Thursday, March 24, 2016

Potter County: Successes Grow As Women’s Center Observes Anniversary

Potter County’s innovative Women’s Residential Rehabilitation Center has received national recognition at the same time it observes its first anniversary. County News, a publication of the National Association of Counties that’s widely circulated across the country and in the U.S. Congress, featured a report on the facility in a recent edition. It’s located on the campus of the Northern Tier Children’s Home in Harrisburg and is a project of the Potter County Commissioners, in cooperation with the court system, Potter County Human Services and other partners. Commissioners Doug Morley, Paul Heimel and Susan Kefover recently approved a three-month lease extension with the NTCH board of directors, which was a requirement to continue qualifying the center for state funding. More than 90 percent of the women referred there from the courts have met all rehabilitative goals and been released. Director Melissa Gee, Supervisor Matt Shimkanin and caseworkers are responsible for coordinating a comprehensive schedule that includes access to drug, alcohol, mental health and educational services. Work release is available for some residents.

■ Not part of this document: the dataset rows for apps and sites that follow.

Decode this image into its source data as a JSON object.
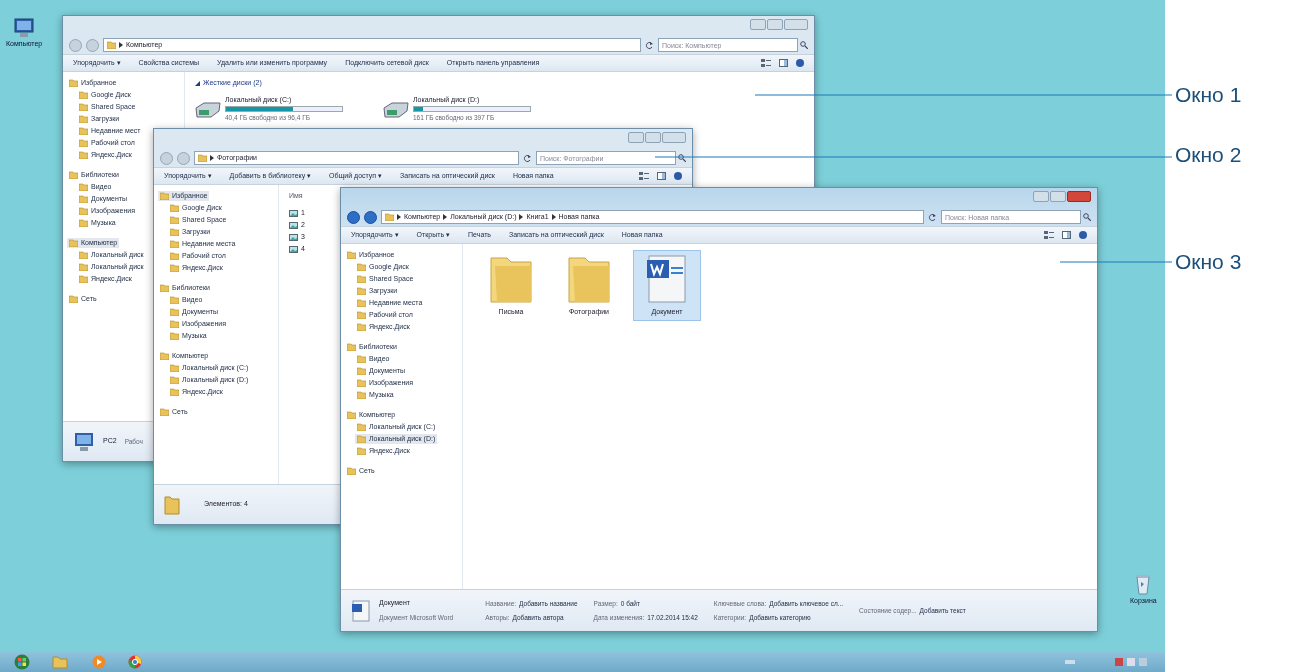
{
  "desktop_icons": [
    {
      "label": "Компьютер"
    },
    {
      "label": "Корзина"
    }
  ],
  "windows": [
    {
      "active": false,
      "crumbs": [
        "Компьютер"
      ],
      "search": {
        "placeholder": "Поиск: Компьютер"
      },
      "toolbar": [
        "Упорядочить ▾",
        "Свойства системы",
        "Удалить или изменить программу",
        "Подключить сетевой диск",
        "Открыть панель управления"
      ],
      "nav": [
        {
          "label": "Избранное",
          "selected": false,
          "children": [
            {
              "label": "Google Диск",
              "selected": false
            },
            {
              "label": "Shared Space",
              "selected": false
            },
            {
              "label": "Загрузки",
              "selected": false
            },
            {
              "label": "Недавние мест",
              "selected": false
            },
            {
              "label": "Рабочий стол",
              "selected": false
            },
            {
              "label": "Яндекс.Диск",
              "selected": false
            }
          ]
        },
        {
          "label": "Библиотеки",
          "selected": false,
          "children": [
            {
              "label": "Видео",
              "selected": false
            },
            {
              "label": "Документы",
              "selected": false
            },
            {
              "label": "Изображения",
              "selected": false
            },
            {
              "label": "Музыка",
              "selected": false
            }
          ]
        },
        {
          "label": "Компьютер",
          "selected": true,
          "children": [
            {
              "label": "Локальный диск",
              "selected": false
            },
            {
              "label": "Локальный диск",
              "selected": false
            },
            {
              "label": "Яндекс.Диск",
              "selected": false
            }
          ]
        },
        {
          "label": "Сеть",
          "selected": false
        }
      ],
      "content": {
        "kind": "drives",
        "heading": "Жесткие диски (2)",
        "items": [
          {
            "name": "Локальный диск (C:)",
            "free": "40,4 ГБ свободно из 96,4 ГБ",
            "level": 0.58
          },
          {
            "name": "Локальный диск (D:)",
            "free": "161 ГБ свободно из 397 ГБ",
            "level": 0.08
          }
        ]
      },
      "status": {
        "kind": "computer",
        "name": "PC2",
        "text": "Рабоч"
      }
    },
    {
      "active": false,
      "crumbs": [
        "Фотографии"
      ],
      "search": {
        "placeholder": "Поиск: Фотографии"
      },
      "toolbar": [
        "Упорядочить ▾",
        "Добавить в библиотеку ▾",
        "Общий доступ ▾",
        "Записать на оптический диск",
        "Новая папка"
      ],
      "nav": [
        {
          "label": "Избранное",
          "selected": true,
          "children": [
            {
              "label": "Google Диск",
              "selected": false
            },
            {
              "label": "Shared Space",
              "selected": false
            },
            {
              "label": "Загрузки",
              "selected": false
            },
            {
              "label": "Недавние места",
              "selected": false
            },
            {
              "label": "Рабочий стол",
              "selected": false
            },
            {
              "label": "Яндекс.Диск",
              "selected": false
            }
          ]
        },
        {
          "label": "Библиотеки",
          "selected": false,
          "children": [
            {
              "label": "Видео",
              "selected": false
            },
            {
              "label": "Документы",
              "selected": false
            },
            {
              "label": "Изображения",
              "selected": false
            },
            {
              "label": "Музыка",
              "selected": false
            }
          ]
        },
        {
          "label": "Компьютер",
          "selected": false,
          "children": [
            {
              "label": "Локальный диск (C:)",
              "selected": false
            },
            {
              "label": "Локальный диск (D:)",
              "selected": false
            },
            {
              "label": "Яндекс.Диск",
              "selected": false
            }
          ]
        },
        {
          "label": "Сеть",
          "selected": false
        }
      ],
      "content": {
        "kind": "list",
        "column": "Имя",
        "items": [
          "1",
          "2",
          "3",
          "4"
        ]
      },
      "status": {
        "kind": "count",
        "text": "Элементов: 4"
      }
    },
    {
      "active": true,
      "crumbs": [
        "Компьютер",
        "Локальный диск (D:)",
        "Книга1",
        "Новая папка"
      ],
      "search": {
        "placeholder": "Поиск: Новая папка"
      },
      "toolbar": [
        "Упорядочить ▾",
        "Открыть ▾",
        "Печать",
        "Записать на оптический диск",
        "Новая папка"
      ],
      "nav": [
        {
          "label": "Избранное",
          "selected": false,
          "children": [
            {
              "label": "Google Диск",
              "selected": false
            },
            {
              "label": "Shared Space",
              "selected": false
            },
            {
              "label": "Загрузки",
              "selected": false
            },
            {
              "label": "Недавние места",
              "selected": false
            },
            {
              "label": "Рабочий стол",
              "selected": false
            },
            {
              "label": "Яндекс.Диск",
              "selected": false
            }
          ]
        },
        {
          "label": "Библиотеки",
          "selected": false,
          "children": [
            {
              "label": "Видео",
              "selected": false
            },
            {
              "label": "Документы",
              "selected": false
            },
            {
              "label": "Изображения",
              "selected": false
            },
            {
              "label": "Музыка",
              "selected": false
            }
          ]
        },
        {
          "label": "Компьютер",
          "selected": false,
          "children": [
            {
              "label": "Локальный диск (C:)",
              "selected": false
            },
            {
              "label": "Локальный диск (D:)",
              "selected": true
            },
            {
              "label": "Яндекс.Диск",
              "selected": false
            }
          ]
        },
        {
          "label": "Сеть",
          "selected": false
        }
      ],
      "content": {
        "kind": "icons",
        "items": [
          {
            "label": "Письма",
            "kind": "folder",
            "selected": false
          },
          {
            "label": "Фотографии",
            "kind": "folder",
            "selected": false
          },
          {
            "label": "Документ",
            "kind": "word",
            "selected": true
          }
        ]
      },
      "status": {
        "kind": "details",
        "name": "Документ",
        "type": "Документ Microsoft Word",
        "props": [
          {
            "label": "Название:",
            "value": "Добавить название"
          },
          {
            "label": "Авторы:",
            "value": "Добавить автора"
          },
          {
            "label": "Размер:",
            "value": "0 байт"
          },
          {
            "label": "Дата изменения:",
            "value": "17.02.2014 15:42"
          },
          {
            "label": "Ключевые слова:",
            "value": "Добавить ключевое сл..."
          },
          {
            "label": "Категории:",
            "value": "Добавить категорию"
          },
          {
            "label": "Состояние содер...",
            "value": "Добавить текст"
          }
        ]
      }
    }
  ],
  "annotations": [
    {
      "label": "Окно 1"
    },
    {
      "label": "Окно 2"
    },
    {
      "label": "Окно 3"
    }
  ]
}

Administrators have revised staff training, admission criteria, disciplinary procedures, visitation policies and other operational aspects. The center now accepts referrals from Cameron County for $65 per day, and officials have approached Tioga County about accepting women from that county who meet admission criteria. Other counties have expressed interest in studying Potter County’s center as a model. Most recently, Gary Tennis, Secretary of Alcohol and Drug Programs, requested more information.

Women who are court-ordered to the Harrison Valley facility receive comprehensive services designed to reduce their chances of re-offending. The center is open to non-violent women, many of whom are in need of substance abuse and/or mental health treatment, employability support, educational assistance and other services. They’re housed in a residential setting, where families are able to visit and participate in structured counseling sessions with the detainee. Potter County Judge Stephen Minor and District Attorney Andy Watson, along with defense lawyers, confer to determine if a woman offender is eligible for admission to the center as an alternative to jail. State funding is covering the majority of costs. “Cost avoidance” is also part of the funding package. Potter County currently pays approximately $65 per day to send its female offenders to out-of-county jails, so operating the Harrison Valley center as an alternative is reducing those costs. Approximately 2,500 jail days have been avoided as a result of the center’s opening last March.